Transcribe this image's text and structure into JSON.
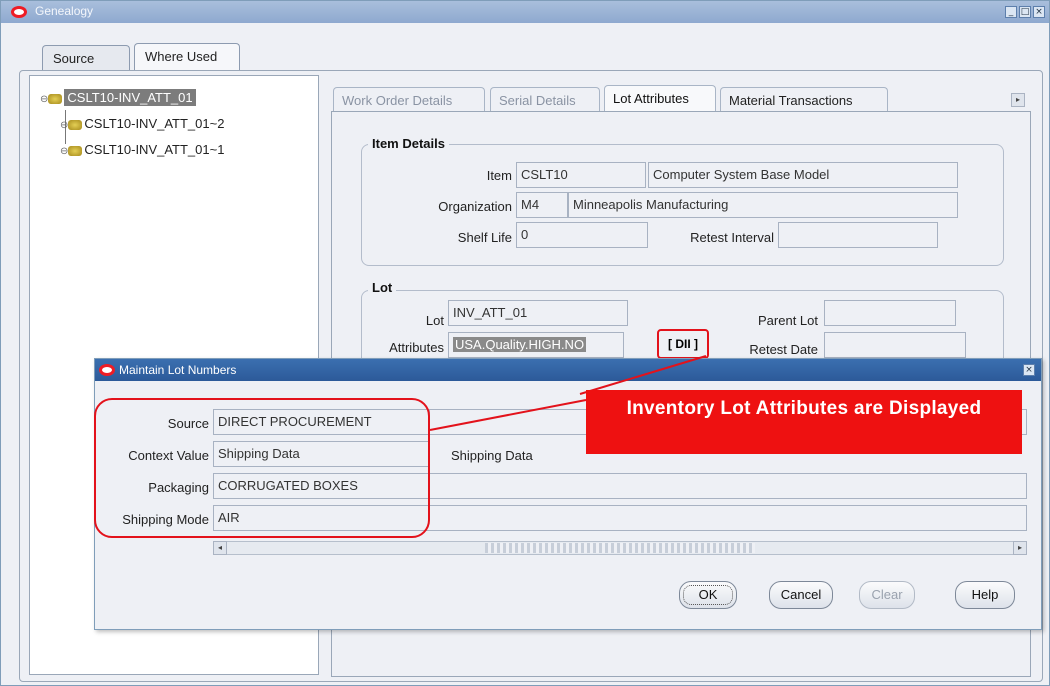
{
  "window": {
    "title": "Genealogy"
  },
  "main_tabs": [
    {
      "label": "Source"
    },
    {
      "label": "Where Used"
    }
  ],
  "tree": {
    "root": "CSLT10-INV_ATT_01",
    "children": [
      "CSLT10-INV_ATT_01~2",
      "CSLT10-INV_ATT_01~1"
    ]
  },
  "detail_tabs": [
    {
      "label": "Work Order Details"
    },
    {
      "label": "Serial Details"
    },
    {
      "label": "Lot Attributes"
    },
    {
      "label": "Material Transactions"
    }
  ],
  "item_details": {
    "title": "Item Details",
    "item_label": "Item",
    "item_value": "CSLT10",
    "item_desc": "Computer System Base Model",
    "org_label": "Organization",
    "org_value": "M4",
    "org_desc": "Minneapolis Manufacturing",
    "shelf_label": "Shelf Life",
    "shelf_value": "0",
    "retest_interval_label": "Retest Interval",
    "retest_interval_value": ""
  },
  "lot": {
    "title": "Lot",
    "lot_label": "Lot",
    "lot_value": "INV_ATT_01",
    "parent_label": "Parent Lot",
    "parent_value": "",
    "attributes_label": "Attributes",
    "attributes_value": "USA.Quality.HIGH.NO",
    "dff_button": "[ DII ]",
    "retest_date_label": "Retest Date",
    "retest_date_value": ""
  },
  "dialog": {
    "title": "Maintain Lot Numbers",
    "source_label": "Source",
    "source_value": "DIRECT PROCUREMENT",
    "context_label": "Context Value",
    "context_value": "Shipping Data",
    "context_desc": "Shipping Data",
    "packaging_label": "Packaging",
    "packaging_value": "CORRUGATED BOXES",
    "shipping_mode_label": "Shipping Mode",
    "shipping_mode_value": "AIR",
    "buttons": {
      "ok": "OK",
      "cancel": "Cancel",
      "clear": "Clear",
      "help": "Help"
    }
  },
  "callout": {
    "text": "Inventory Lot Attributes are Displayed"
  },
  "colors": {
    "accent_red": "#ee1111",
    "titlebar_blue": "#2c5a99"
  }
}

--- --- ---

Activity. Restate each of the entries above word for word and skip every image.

Worked solution.
Transcribe this image's text and structure into JSON.
{
  "window": {
    "title": "Genealogy"
  },
  "main_tabs": [
    {
      "label": "Source"
    },
    {
      "label": "Where Used"
    }
  ],
  "tree": {
    "root": "CSLT10-INV_ATT_01",
    "children": [
      "CSLT10-INV_ATT_01~2",
      "CSLT10-INV_ATT_01~1"
    ]
  },
  "detail_tabs": [
    {
      "label": "Work Order Details"
    },
    {
      "label": "Serial Details"
    },
    {
      "label": "Lot Attributes"
    },
    {
      "label": "Material Transactions"
    }
  ],
  "item_details": {
    "title": "Item Details",
    "item_label": "Item",
    "item_value": "CSLT10",
    "item_desc": "Computer System Base Model",
    "org_label": "Organization",
    "org_value": "M4",
    "org_desc": "Minneapolis Manufacturing",
    "shelf_label": "Shelf Life",
    "shelf_value": "0",
    "retest_interval_label": "Retest Interval",
    "retest_interval_value": ""
  },
  "lot": {
    "title": "Lot",
    "lot_label": "Lot",
    "lot_value": "INV_ATT_01",
    "parent_label": "Parent Lot",
    "parent_value": "",
    "attributes_label": "Attributes",
    "attributes_value": "USA.Quality.HIGH.NO",
    "dff_button": "[ DII ]",
    "retest_date_label": "Retest Date",
    "retest_date_value": ""
  },
  "dialog": {
    "title": "Maintain Lot Numbers",
    "source_label": "Source",
    "source_value": "DIRECT PROCUREMENT",
    "context_label": "Context Value",
    "context_value": "Shipping Data",
    "context_desc": "Shipping Data",
    "packaging_label": "Packaging",
    "packaging_value": "CORRUGATED BOXES",
    "shipping_mode_label": "Shipping Mode",
    "shipping_mode_value": "AIR",
    "buttons": {
      "ok": "OK",
      "cancel": "Cancel",
      "clear": "Clear",
      "help": "Help"
    }
  },
  "callout": {
    "text": "Inventory Lot Attributes are Displayed"
  },
  "colors": {
    "accent_red": "#ee1111",
    "titlebar_blue": "#2c5a99"
  }
}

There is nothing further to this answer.